WHITE CITY — One of the oldest structures remaining from the Camp White days has been deemed seismically unfit and will be shuttered Oct. 1.

The theater at the heart of the Southern Oregon Rehabilitation Center and Clinics campus, dating to 1942, was already due for replacement. But after a late-summer inspection, the Veterans Administration elected to shutter the 19,800-square-foot multipurpose center, even though a replacement building isn't expected to open until 2020.

But it is scheduled to be replaced, which can't be said for the SORCC golf course, which provided inexpensive golf for veterans and their families and was also used for a turf management program that trained veterans for jobs in related industries.

Following a mandate from the Veterans Administration Central Office that VA facilities can no longer operate golf courses, the SORCC course will close Nov. 1. During October, veterans and their families can play golf for free.

Andy Briones, a project engineer for SORCC, said the theater building's closure was a safety issue. He said the building's walls and anchoring weren't up to minimal earthquake standards.

"The brick veneer over the clay tiles is unreinforced," Briones said.

In its infancy, the theater was used for movies and as a dance hall for thousands of soldiers who trained in the Rogue Valley during World War II.

Equipped with a wood floor, the building was used for half-court basketball, town hall meetings and musical events. The multi-level structure had permanent seating above the main floor and could hold up to 200 people, although capacity was recently capped at 120, Briones said. The theater's ceiling and lighting were upgraded during its most recent renovation earlier this decade.

The partially designed 13,480-square-foot replacement theater will be about two-thirds the size of the present structure. But seating capacity will be about 200, because the coffee shop and barbershop will be moved to a $7.2 million canteen due to begin construction this fall.

The price for the new theater has yet to be established, Briones said. It will be built closer to the entrance of the campus.

While the original theater had the feel of a USO center, the replacement will be more education-oriented, SORCC spokesperson Rhonda Haney said.

The new building will feature a half-court basketball floor, removable stage, computer labs, flexible meeting spaces, state-of-the-art audio and lighting systems and improved acoustics. It also will house the Camp White Military Museum and a chapel.

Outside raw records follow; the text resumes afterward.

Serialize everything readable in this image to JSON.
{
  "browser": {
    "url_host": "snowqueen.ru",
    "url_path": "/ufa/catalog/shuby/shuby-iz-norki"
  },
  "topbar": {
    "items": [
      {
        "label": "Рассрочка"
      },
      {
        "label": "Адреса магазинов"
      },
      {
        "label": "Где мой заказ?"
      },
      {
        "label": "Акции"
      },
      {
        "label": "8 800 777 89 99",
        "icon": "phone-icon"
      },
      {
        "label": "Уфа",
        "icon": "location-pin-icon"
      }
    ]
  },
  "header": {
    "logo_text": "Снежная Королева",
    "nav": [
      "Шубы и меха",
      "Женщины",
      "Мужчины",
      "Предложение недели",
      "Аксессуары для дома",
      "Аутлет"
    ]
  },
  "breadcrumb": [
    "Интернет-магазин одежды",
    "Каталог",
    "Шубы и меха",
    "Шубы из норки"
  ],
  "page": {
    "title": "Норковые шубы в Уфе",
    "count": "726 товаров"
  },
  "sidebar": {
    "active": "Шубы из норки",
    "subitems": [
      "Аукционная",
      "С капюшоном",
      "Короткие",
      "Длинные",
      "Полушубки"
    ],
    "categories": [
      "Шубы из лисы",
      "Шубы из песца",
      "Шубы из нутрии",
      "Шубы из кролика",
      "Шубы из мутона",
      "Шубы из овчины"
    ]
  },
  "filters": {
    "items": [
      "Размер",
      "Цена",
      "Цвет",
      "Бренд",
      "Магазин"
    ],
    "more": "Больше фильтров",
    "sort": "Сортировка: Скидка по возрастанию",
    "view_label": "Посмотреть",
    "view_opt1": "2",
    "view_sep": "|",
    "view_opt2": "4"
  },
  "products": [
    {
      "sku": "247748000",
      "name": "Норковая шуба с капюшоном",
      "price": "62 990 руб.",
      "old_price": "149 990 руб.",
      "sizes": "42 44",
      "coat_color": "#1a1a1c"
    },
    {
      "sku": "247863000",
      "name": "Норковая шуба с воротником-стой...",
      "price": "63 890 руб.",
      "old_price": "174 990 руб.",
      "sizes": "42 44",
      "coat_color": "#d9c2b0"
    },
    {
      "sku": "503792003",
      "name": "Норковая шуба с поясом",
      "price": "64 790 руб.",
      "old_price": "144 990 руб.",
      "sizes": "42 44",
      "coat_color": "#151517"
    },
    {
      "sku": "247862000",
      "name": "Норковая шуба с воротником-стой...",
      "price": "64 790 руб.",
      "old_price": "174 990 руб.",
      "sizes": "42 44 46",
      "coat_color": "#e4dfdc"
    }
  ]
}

The theater, like much of the original campus, was designed by Myron Hunt, the same architect who designed the Hollywood Bowl, working from a standardized plan developed by the Quartermaster Corps.

"These sorts of specialized buildings — there were once hundreds — are slowly going extinct," said local historian George Kramer. "Those few that survived the end of the war to begin with don’t have much use in modern operations like SORCC. Given that it was considered semi-permanent construction nearly 80 years ago, it is sort of incredible it stood this long."

Briones said there is no demolition timetable for the old building.

During the interim, events will be held in the cafeteria, but it won't be available for outside community groups, Haney said.

SORCC and the Eagle Point National Cemetery are discussing possible use of the golf course property, with housing for homeless veterans also being considered there.

— Reach reporter Greg Stiles at 541-776-4463 or business@mailtribune.com. Follow him on Twitter at www.twitter.com/GregMTBusiness, and on Facebook at www.facebook.com/greg.stiles.31.

Veterans Affairs Project Manager Andy Briones walks through the theater at the Southern Oregon Rehabilitation Center and Clinics in White City Monday afternoon. The theater, which couldn't withstand an earthquake, will be replaced. [Mail Tribune / Andy Atkinson]
The theater building will be demolished, though a date has not yet been set. [Mail Tribune / Andy Atkinson]